According to reports received by Amnesty International, the 222 Haitian nationals detained on Friday 28 April 2000 in Fox Hill prison and the 123 placed in the custody of the Royal Bahamas Defence Force in Matthew Town last Friday have not been informed of their right to apply for asylum, and have been denied the right to legal counsel, the assistance of interpreters and the right to contact and have access to the Office of the UNHCR.
Amnesty International also understands that at least one high-ranking official from the Ministry of Immigration has stated that applications for asylum do not fall within the remit of the Ministry, even though immigration authorities are understood to be handling the transfer, detention and proposed return of the Haitian nationals.
Amnesty International and other international organisations have repeatedly expressed concern about the failure by the Bahamas to uphold international standards regarding refugees.
Amnesty International has long-standing concerns regarding the human rights situation in Haiti since the country's emergence from a military regime in 1994. The organisation is unable to make any assessment on the veracity of any of the claims made by the recent arrivals. However, several independent journalists and other witnesses have stated that a number of the Haitian nationals they interviewed reported individual accounts of fleeing persecution, amidst the general escalating climate of political intimidation and violence that has occurred in recent weeks as Haiti prepares to hold long- overdue elections. A number of those recently arrived are believed to be affiliated with an opposition political coalition party.
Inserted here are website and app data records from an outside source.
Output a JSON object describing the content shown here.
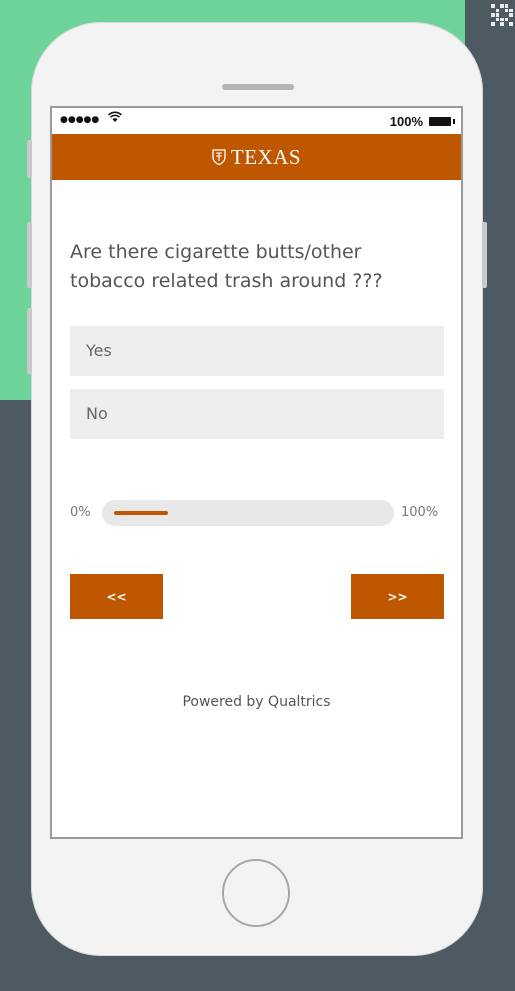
{
  "status_bar": {
    "signal": "●●●●●",
    "wifi_icon": "wifi-icon",
    "battery_text": "100%",
    "battery_icon": "battery-icon"
  },
  "header": {
    "brand": "TEXAS",
    "logo_icon": "shield-icon",
    "background_color": "#bf5700"
  },
  "question": {
    "text": "Are there cigarette butts/other tobacco related trash around ???"
  },
  "choices": [
    {
      "label": "Yes"
    },
    {
      "label": "No"
    }
  ],
  "progress": {
    "start_label": "0%",
    "end_label": "100%",
    "value_fraction": 0.2
  },
  "navigation": {
    "back_label": "<<",
    "next_label": ">>"
  },
  "footer": {
    "powered_by": "Powered by Qualtrics"
  },
  "colors": {
    "accent": "#bf5700",
    "page_background": "#4e5a62",
    "green_panel": "#6ed39a"
  }
}
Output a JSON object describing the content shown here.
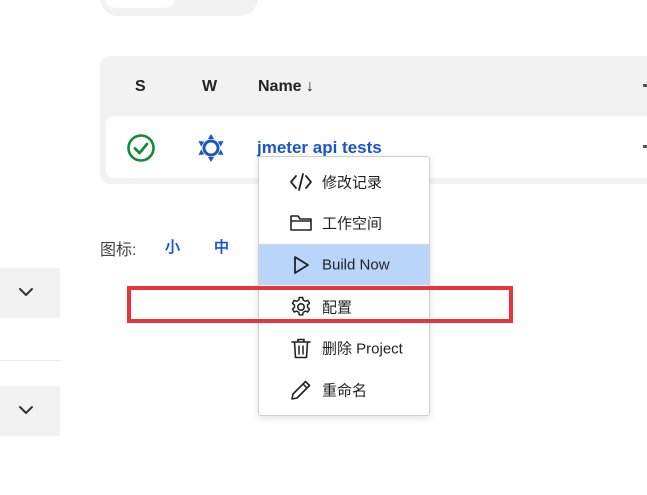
{
  "table": {
    "headers": {
      "status": "S",
      "weather": "W",
      "name": "Name ↓"
    },
    "rows": [
      {
        "name": "jmeter api tests",
        "status_icon": "success-check-icon",
        "weather_icon": "sunny-icon"
      }
    ]
  },
  "icon_size": {
    "label": "图标:",
    "options": [
      "小",
      "中"
    ]
  },
  "context_menu": {
    "items": [
      {
        "label": "修改记录",
        "icon": "code-icon"
      },
      {
        "label": "工作空间",
        "icon": "folder-icon"
      },
      {
        "label": "Build Now",
        "icon": "play-icon",
        "active": true
      },
      {
        "label": "配置",
        "icon": "gear-icon"
      },
      {
        "label": "删除 Project",
        "icon": "trash-icon"
      },
      {
        "label": "重命名",
        "icon": "pencil-icon"
      }
    ]
  },
  "colors": {
    "link": "#1a56c9",
    "success": "#138a3b",
    "menu_active": "#b9d5fa",
    "highlight": "#e8353a"
  }
}
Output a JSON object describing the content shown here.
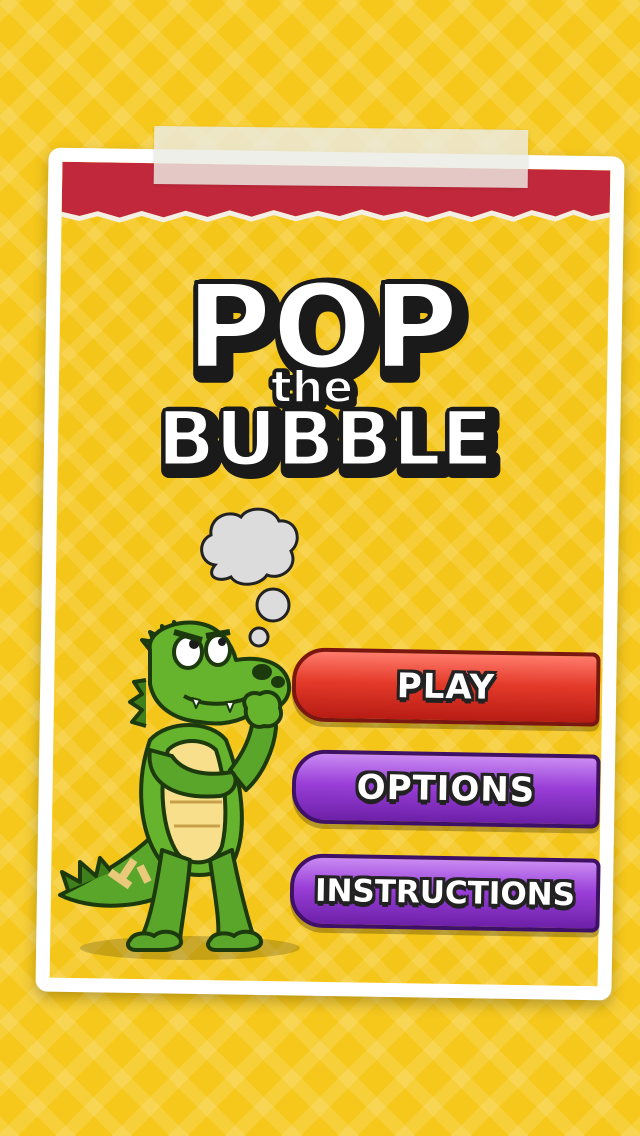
{
  "title": {
    "pop": "POP",
    "the": "the",
    "bubble": "BUBBLE"
  },
  "menu": {
    "play_label": "PLAY",
    "options_label": "OPTIONS",
    "instructions_label": "INSTRUCTIONS"
  },
  "colors": {
    "background": "#f6c81c",
    "card_border": "#ffffff",
    "strip_red": "#c1283c",
    "play_button": "#e43a2a",
    "menu_button": "#9a3fd8",
    "croc_green": "#66b32e",
    "croc_belly": "#f7df8c"
  },
  "icons": {
    "mascot": "crocodile-mascot-icon",
    "thought": "thought-bubble-icon"
  }
}
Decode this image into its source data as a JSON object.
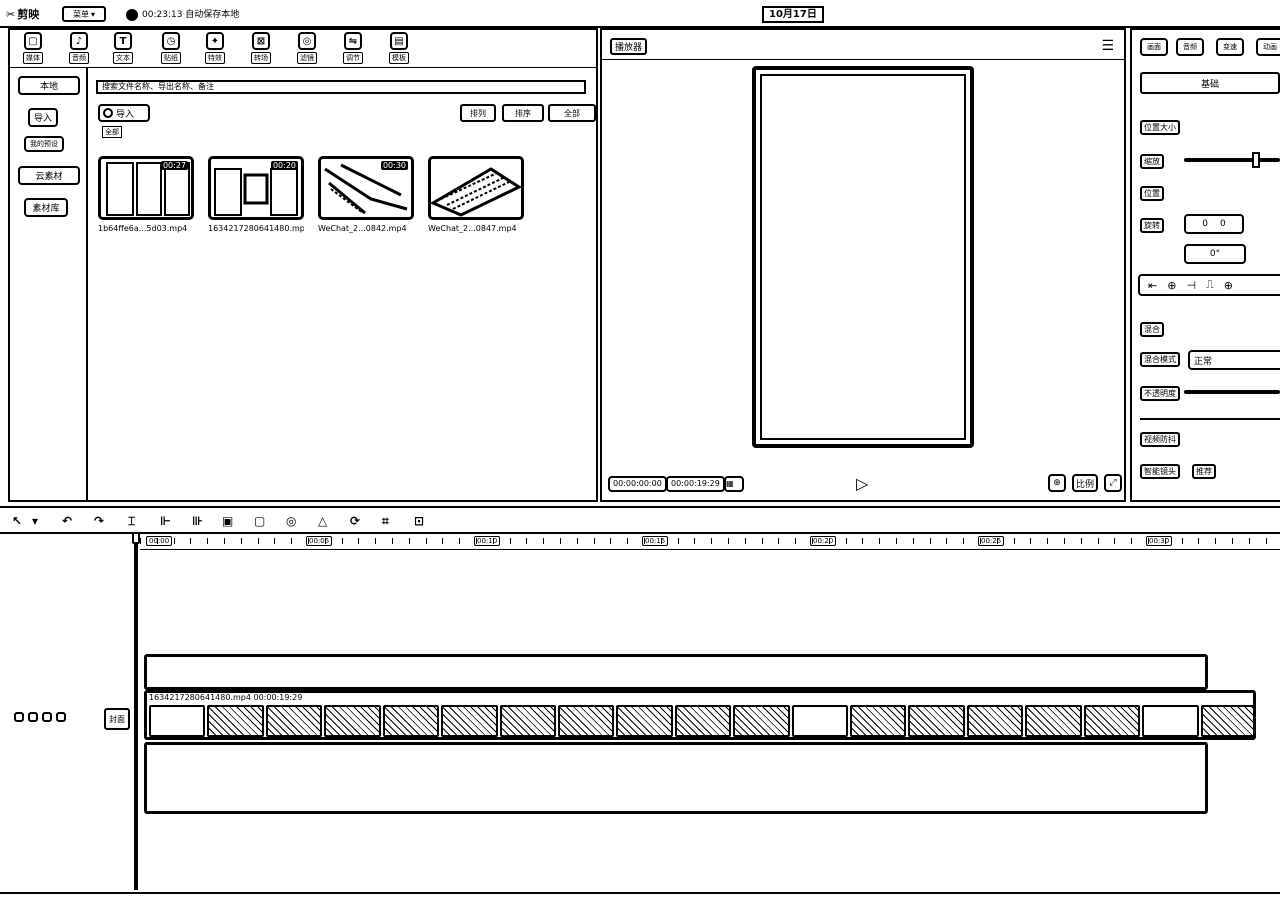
{
  "titlebar": {
    "app_name": "剪映",
    "menu_label": "菜单",
    "status_text": "00:23:13 自动保存本地",
    "date": "10月17日"
  },
  "media": {
    "tabs": [
      {
        "label": "媒体",
        "icon": "media-icon"
      },
      {
        "label": "音频",
        "icon": "audio-icon"
      },
      {
        "label": "文本",
        "icon": "text-icon"
      },
      {
        "label": "贴纸",
        "icon": "sticker-icon"
      },
      {
        "label": "特效",
        "icon": "effects-icon"
      },
      {
        "label": "转场",
        "icon": "transition-icon"
      },
      {
        "label": "滤镜",
        "icon": "filter-icon"
      },
      {
        "label": "调节",
        "icon": "adjust-icon"
      },
      {
        "label": "模板",
        "icon": "template-icon"
      }
    ],
    "side": [
      "本地",
      "导入",
      "我的预设",
      "云素材",
      "素材库"
    ],
    "search_placeholder": "搜索文件名称、导出名称、备注",
    "import_label": "导入",
    "view_label": "排列",
    "sort_label": "排序",
    "all_label": "全部",
    "filter_label": "全部",
    "items": [
      {
        "name": "1b64ffe6a...5d03.mp4",
        "duration": "00:27"
      },
      {
        "name": "1634217280641480.mp4",
        "duration": "00:20"
      },
      {
        "name": "WeChat_2...0842.mp4",
        "duration": "00:30"
      },
      {
        "name": "WeChat_2...0847.mp4",
        "duration": ""
      }
    ]
  },
  "player": {
    "label": "播放器",
    "current_time": "00:00:00:00",
    "total_time": "00:00:19:29",
    "ratio_label": "比例"
  },
  "props": {
    "tabs": [
      "画面",
      "音频",
      "变速",
      "动画"
    ],
    "basic_button": "基础",
    "position_size": "位置大小",
    "scale_label": "缩放",
    "position_label": "位置",
    "position_x": "0",
    "position_y": "0",
    "rotation_label": "旋转",
    "rotation_value": "0°",
    "blend_label": "混合",
    "blend_mode_label": "混合模式",
    "blend_mode_value": "正常",
    "opacity_label": "不透明度",
    "stabilize_label": "视频防抖",
    "stabilize_option": "推荐",
    "resize_label": "智能镜头"
  },
  "timeline": {
    "clip_title": "1634217280641480.mp4  00:00:19:29",
    "cover_label": "封面",
    "ruler_labels": [
      "00:00",
      "00:05",
      "00:10",
      "00:15",
      "00:20",
      "00:25",
      "00:30"
    ]
  }
}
The number of Haitians forcibly returned from the Bahamas so far this year is estimated at 1,600.